Did Canadian people not have the right to know that Karzai has so little support outside the capital city that he is widely referred to as “the Mayor of Kabul?” Or that he vetoed US plans to destroy the poppy crop through aerial spraying (Afghanistan now supplies 92 per cent of the world’s heroin; during the Taliban regime the trade was virtually stopped)? Or that his brother is alleged to be involved in the drug trade? Or that he was picked to lead the country at a meeting of US officials and Afghan exiles prior to the overthrow of the Taliban at a meeting in Bonn? Or that his election was allegedly riddled with fraud, only one month’s campaigning was allowed, his opponents were blacked out by the media, and his main political adversary, the Taliban, could not run (and would not in an American organized election)? Or that he was a former consultant to oil companies in the region? Or that he has fired all the reformers from his cabinet? Or that he is alleged to have had links with the CIA and US military intelligence? Or that George Bush personally approved his candidacy? The fact is that Karzai heads up a puppet regime set up by the US and its NATO allies. Do Canadians not have a right to know the nature of the president and government they are sending their young men and women to die defending?

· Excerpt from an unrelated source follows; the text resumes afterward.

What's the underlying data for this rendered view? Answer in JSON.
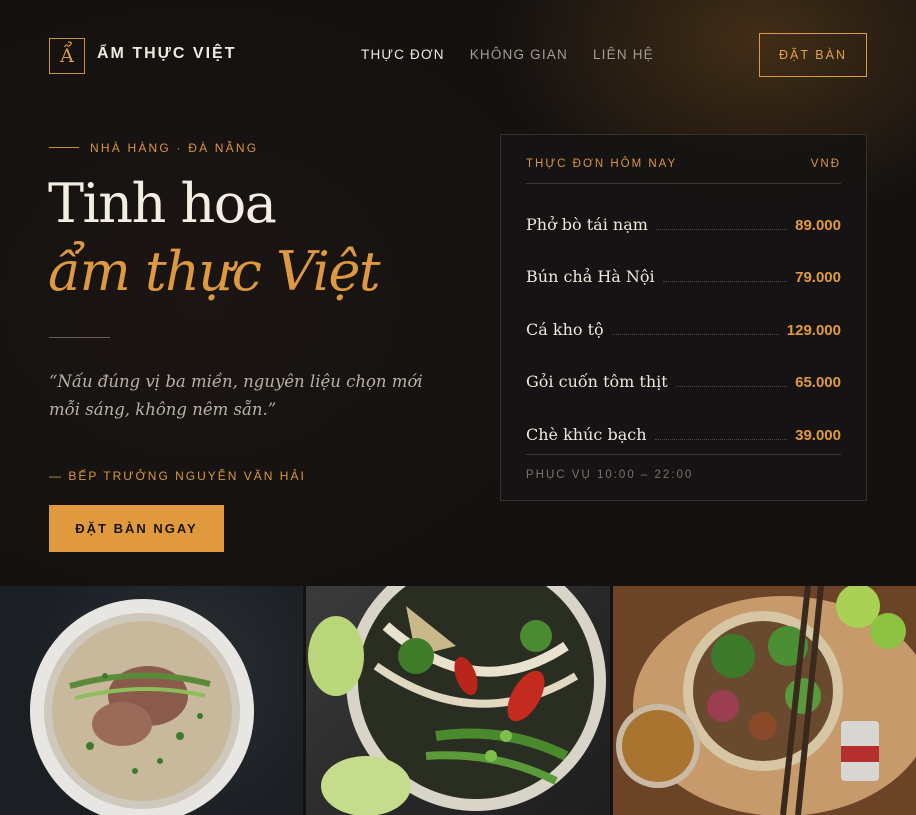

This is a time of shame for Canadian media institutions. They have failed to inform Canadians in a balanced way about this war. Not only have they betrayed the public trust, but they have lost the trust of the public.

Harper is clearly gambling that he can parlay his warmongering, pro-US stance into a victory in the next election. Many think he has made a big mistake.

Conway is a University of Regina political sociologist.

Women and the Middle East

I don’t think I can say it any better than Lucinda Marshall has, so go have a look-see.

What women are saying about the Violence in the Middle EastBy Lucinda Marshall

September 11, 2006
There has been no shortage of punditry when it comes to the current crisis in the Middle East, however most of the published and broadcast voices have been male. If there is to be any hope of a sustainable peace in this region it is critically important to also listen to what women are saying.

As Professor Cynthia Enloe has pointed out many times, we must ask how armed conflict and militarism affects women. How are their lives impacted, what are their needs, and what are their thoughts. Unfortunately, every time anyone fires a rocket or a gun, real news about women and what they are saying (not to be confused with sensationalized coverage such as the Jon Benet Ramsey ‘story’) is almost completely blacked out. We get a few pictures of anguished women holding dead children and husbands, but mostly we see pictures of tanks, mobs of men and the voices of generals and politicians, with only a token woman or 2 thrown in to ‘balance’ the picture.

While many women have offered thoughtful and intelligent analyses of what is happening in the Middle East, very few of these voices have made their way on to the Op Ed pages. One of the exceptions is a piece by Nobel Peace Prize winners Shirin Ebadi and Jody Williams that appeared in the International Herald Tribune , where the authors write,

“We do not understand how the international community can continue to stand by while entire populations are held hostage in what has been described as “self defense.”

Read the full article